If after testing you have determined you have a buildup of black mold in and around your air vents, it should be removed as quickly as possible.
Black mold can be very harmful to humans, as it can cause severe symptoms in people sensitive to the mycotoxins it produces.
Even for people less sensitive, it can still cause a myriad of unpleasant symptoms such as nausea, headaches, and skin irritation. For these reasons, black mold should be removed as quickly as possible.
What about white mold on an air vent?
There are two common strains of mold that have a white to grey appearance and can develop in and around air vents just as easily as the others mentioned previously, these are:

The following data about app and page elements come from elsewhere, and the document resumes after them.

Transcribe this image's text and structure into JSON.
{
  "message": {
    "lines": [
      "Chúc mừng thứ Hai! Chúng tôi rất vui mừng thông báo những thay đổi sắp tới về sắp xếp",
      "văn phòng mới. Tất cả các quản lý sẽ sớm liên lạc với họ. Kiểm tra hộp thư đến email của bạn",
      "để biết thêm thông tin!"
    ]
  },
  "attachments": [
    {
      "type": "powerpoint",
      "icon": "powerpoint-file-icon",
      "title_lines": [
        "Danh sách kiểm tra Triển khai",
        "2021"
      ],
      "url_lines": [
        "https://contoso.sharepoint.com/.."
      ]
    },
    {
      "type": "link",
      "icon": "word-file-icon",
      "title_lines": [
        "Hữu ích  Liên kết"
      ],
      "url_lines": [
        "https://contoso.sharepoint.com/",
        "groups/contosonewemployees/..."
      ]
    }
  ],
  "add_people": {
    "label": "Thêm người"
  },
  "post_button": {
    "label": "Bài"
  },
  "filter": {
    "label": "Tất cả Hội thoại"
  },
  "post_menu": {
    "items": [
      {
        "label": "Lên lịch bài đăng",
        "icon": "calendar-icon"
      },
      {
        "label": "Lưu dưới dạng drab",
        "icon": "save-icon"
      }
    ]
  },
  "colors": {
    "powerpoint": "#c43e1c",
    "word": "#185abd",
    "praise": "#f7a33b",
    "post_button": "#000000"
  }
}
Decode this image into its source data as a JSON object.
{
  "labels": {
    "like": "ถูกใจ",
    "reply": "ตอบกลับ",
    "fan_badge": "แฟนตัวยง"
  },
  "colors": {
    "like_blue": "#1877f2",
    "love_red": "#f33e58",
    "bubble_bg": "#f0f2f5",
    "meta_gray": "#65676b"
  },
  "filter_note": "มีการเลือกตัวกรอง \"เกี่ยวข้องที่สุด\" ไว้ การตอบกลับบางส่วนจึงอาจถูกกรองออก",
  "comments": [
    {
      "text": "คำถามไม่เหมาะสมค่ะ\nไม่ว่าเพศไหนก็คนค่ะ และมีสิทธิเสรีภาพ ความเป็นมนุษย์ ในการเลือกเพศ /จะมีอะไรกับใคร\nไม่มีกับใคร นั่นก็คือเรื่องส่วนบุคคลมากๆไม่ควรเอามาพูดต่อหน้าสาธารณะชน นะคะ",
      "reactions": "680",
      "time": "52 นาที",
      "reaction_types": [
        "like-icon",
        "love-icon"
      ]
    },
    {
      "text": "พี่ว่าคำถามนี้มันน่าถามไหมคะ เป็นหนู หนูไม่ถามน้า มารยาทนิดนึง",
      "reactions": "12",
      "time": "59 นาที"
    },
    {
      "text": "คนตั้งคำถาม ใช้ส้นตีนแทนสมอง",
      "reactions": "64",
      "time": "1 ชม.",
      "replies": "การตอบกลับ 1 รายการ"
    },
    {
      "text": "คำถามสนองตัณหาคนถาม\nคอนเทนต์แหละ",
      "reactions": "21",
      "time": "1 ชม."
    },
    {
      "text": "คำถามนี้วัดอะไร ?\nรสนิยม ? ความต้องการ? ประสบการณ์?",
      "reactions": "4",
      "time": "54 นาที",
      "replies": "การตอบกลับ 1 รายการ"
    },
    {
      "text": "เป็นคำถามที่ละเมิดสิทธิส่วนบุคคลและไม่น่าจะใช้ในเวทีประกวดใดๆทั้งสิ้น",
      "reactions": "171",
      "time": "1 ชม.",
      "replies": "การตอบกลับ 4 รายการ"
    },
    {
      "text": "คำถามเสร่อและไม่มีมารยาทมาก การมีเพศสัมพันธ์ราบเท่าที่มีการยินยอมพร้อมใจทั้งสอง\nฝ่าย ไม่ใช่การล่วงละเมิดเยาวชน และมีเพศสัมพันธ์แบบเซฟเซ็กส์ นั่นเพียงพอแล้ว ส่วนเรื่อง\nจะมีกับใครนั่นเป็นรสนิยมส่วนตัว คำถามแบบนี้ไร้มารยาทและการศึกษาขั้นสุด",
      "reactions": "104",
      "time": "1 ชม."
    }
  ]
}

Acremonium is a highly toxic form of mold that is considered carcinogenic (cancer-causing) as well as leading to diseases of bone marrow and causing brain function impairments.
Trichoderma is the less harmful of the two strains, as it has only been found to cause issues in people with compromised immune systems. Otherwise, healthy people are rarely negatively affected by this strain of mold.
Is mold in air vents common?
Yes, ducting systems and air vents in particular create the ideal circumstance for mold to grow and thrive. For this reason, many homes will have to deal with mold issues at some point.
Mold in general has become more common over the past few decades, as new build houses are built to be almost air-tight to improve heat retention. This of course is excellent news for the environment and people’s wallets, but it also heavily decreases the amount of airflow a property gets, making it easier for mold spores to settle and develop.
What if the mold keeps reappearing?
Removing mold around your air vents is a great first step, however, unless the root cause of the problem is tackled, it is highly likely that you will see it return in a matter of months or even weeks.
Remember, mold developed in the first place because the circumstances were just right. So, unless you do something about making sure the optimal living conditions for mold are removed, you can expect to keep seeing it return.
If you’ve followed all the preventative measures listed in this article, and yet you still keep seeing mold returning, it may be worth your while to hire a professional mold remediation company.
They will be able to run tests to find the origins of your infestation so that the issue can be tackled permanently. The cost of hiring these professionals will more than make up for having to deal with a potentially never-ending battle with mold growth in your home.
Hopefully, by now, you will know that black mold appearing on and around your air conditioning supply vents means there is a good chance that you have mold within your air supply systems. The good news is, that you should also by now know how to successfully clean the vents, and prevent the mold from coming back. Good luck in your fight against mold and mildew.